__AVAILABLE RECORDS__:
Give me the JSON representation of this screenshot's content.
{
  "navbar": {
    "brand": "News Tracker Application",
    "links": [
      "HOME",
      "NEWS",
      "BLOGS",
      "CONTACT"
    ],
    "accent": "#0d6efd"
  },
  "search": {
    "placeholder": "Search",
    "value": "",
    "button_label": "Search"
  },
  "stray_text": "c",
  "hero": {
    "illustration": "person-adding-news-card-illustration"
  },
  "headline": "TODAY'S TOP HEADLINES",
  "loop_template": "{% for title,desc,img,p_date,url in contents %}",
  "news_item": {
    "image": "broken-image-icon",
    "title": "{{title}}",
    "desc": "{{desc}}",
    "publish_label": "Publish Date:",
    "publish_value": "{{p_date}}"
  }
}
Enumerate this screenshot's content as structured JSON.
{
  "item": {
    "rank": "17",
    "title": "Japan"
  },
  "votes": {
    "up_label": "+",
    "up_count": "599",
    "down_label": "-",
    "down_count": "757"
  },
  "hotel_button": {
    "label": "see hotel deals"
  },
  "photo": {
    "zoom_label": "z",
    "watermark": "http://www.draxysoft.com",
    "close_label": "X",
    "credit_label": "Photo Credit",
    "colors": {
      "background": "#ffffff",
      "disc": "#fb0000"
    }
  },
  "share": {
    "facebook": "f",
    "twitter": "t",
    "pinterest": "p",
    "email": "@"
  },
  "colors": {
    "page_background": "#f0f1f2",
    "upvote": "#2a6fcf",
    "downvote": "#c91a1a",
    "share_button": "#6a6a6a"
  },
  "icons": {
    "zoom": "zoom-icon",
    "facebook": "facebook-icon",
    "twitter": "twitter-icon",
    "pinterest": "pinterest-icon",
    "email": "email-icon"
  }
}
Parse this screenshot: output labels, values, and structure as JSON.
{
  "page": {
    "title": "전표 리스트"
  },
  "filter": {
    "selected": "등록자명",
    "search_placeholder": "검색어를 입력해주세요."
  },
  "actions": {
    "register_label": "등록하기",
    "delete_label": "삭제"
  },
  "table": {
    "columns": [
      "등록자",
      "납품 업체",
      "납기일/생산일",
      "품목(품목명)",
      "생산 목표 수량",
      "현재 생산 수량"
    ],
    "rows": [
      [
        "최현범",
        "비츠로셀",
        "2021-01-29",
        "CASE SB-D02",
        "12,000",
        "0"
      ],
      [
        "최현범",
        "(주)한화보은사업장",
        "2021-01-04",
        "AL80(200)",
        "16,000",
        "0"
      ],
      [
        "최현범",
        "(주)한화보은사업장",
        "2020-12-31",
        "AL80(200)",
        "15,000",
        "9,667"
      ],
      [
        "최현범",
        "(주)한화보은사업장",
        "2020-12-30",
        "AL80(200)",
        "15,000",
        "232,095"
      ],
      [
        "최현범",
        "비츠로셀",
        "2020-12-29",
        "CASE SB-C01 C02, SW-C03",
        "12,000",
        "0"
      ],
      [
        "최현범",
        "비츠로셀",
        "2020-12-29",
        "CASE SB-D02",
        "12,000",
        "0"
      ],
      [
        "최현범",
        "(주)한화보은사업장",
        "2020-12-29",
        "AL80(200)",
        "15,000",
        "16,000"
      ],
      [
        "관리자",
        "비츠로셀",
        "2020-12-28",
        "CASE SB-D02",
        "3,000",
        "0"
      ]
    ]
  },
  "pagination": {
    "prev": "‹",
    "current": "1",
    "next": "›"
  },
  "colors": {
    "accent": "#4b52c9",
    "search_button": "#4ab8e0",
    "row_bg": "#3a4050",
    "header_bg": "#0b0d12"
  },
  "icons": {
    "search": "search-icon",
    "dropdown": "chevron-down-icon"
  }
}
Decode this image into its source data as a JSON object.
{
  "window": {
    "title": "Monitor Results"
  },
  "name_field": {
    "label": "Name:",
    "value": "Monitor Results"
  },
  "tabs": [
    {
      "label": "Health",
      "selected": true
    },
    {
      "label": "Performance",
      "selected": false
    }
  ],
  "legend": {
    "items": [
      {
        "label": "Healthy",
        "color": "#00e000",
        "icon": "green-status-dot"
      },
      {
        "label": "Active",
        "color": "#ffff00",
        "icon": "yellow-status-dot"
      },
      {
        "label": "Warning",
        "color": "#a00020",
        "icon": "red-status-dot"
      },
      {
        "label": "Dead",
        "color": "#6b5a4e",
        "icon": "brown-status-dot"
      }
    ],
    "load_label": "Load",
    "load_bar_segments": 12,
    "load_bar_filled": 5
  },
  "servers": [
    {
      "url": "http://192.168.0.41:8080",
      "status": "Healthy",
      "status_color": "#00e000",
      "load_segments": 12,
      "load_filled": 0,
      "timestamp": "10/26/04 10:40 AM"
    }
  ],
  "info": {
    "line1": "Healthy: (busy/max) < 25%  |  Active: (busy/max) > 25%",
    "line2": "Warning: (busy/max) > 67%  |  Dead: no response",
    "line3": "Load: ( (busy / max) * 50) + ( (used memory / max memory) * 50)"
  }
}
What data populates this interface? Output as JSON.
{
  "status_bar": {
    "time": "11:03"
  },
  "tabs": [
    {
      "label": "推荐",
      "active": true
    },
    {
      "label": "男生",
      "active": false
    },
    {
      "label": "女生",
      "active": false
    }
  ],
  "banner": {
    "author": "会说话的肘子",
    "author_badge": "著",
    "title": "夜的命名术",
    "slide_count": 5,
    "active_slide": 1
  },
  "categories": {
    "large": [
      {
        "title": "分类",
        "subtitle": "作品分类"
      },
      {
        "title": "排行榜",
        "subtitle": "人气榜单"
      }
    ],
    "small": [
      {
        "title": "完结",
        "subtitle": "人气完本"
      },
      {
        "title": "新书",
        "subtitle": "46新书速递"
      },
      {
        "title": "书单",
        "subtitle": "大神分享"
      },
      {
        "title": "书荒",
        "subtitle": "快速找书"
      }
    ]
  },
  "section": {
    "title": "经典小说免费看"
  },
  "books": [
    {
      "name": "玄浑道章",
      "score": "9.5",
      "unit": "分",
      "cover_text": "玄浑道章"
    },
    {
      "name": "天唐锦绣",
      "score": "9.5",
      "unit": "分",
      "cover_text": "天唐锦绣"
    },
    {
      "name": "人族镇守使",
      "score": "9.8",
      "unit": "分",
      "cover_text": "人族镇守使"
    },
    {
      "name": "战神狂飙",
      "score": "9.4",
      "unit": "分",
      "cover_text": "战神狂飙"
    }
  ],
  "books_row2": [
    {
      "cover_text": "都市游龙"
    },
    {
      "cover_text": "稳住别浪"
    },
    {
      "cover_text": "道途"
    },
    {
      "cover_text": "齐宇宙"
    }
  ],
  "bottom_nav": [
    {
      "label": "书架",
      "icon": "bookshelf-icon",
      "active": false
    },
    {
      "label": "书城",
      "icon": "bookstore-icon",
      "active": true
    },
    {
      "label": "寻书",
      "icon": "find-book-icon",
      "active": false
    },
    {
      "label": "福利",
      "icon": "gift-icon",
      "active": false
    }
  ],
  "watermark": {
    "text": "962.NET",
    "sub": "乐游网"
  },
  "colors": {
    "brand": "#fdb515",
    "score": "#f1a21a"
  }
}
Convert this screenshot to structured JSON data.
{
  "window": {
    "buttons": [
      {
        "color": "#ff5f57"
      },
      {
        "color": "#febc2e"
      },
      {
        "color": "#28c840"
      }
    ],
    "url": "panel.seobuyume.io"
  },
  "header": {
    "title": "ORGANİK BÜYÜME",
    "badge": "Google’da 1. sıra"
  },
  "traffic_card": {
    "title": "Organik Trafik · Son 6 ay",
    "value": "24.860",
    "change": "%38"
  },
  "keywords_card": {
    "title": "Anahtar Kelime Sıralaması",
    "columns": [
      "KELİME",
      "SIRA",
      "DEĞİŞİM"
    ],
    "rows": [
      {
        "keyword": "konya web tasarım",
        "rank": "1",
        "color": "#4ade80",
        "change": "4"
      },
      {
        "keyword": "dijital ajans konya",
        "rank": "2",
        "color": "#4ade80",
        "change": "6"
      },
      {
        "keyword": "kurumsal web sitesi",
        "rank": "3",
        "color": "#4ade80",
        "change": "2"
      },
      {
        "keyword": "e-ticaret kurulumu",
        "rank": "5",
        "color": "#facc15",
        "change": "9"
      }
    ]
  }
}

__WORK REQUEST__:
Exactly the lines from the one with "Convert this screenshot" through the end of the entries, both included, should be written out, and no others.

__TASK RESULT__:
Convert this screenshot to structured JSON data.
{
  "window": {
    "buttons": [
      {
        "color": "#ff5f57"
      },
      {
        "color": "#febc2e"
      },
      {
        "color": "#28c840"
      }
    ],
    "url": "panel.seobuyume.io"
  },
  "header": {
    "title": "ORGANİK BÜYÜME",
    "badge": "Google’da 1. sıra"
  },
  "traffic_card": {
    "title": "Organik Trafik · Son 6 ay",
    "value": "24.860",
    "change": "%38"
  },
  "keywords_card": {
    "title": "Anahtar Kelime Sıralaması",
    "columns": [
      "KELİME",
      "SIRA",
      "DEĞİŞİM"
    ],
    "rows": [
      {
        "keyword": "konya web tasarım",
        "rank": "1",
        "color": "#4ade80",
        "change": "4"
      },
      {
        "keyword": "dijital ajans konya",
        "rank": "2",
        "color": "#4ade80",
        "change": "6"
      },
      {
        "keyword": "kurumsal web sitesi",
        "rank": "3",
        "color": "#4ade80",
        "change": "2"
      },
      {
        "keyword": "e-ticaret kurulumu",
        "rank": "5",
        "color": "#facc15",
        "change": "9"
      }
    ]
  }
}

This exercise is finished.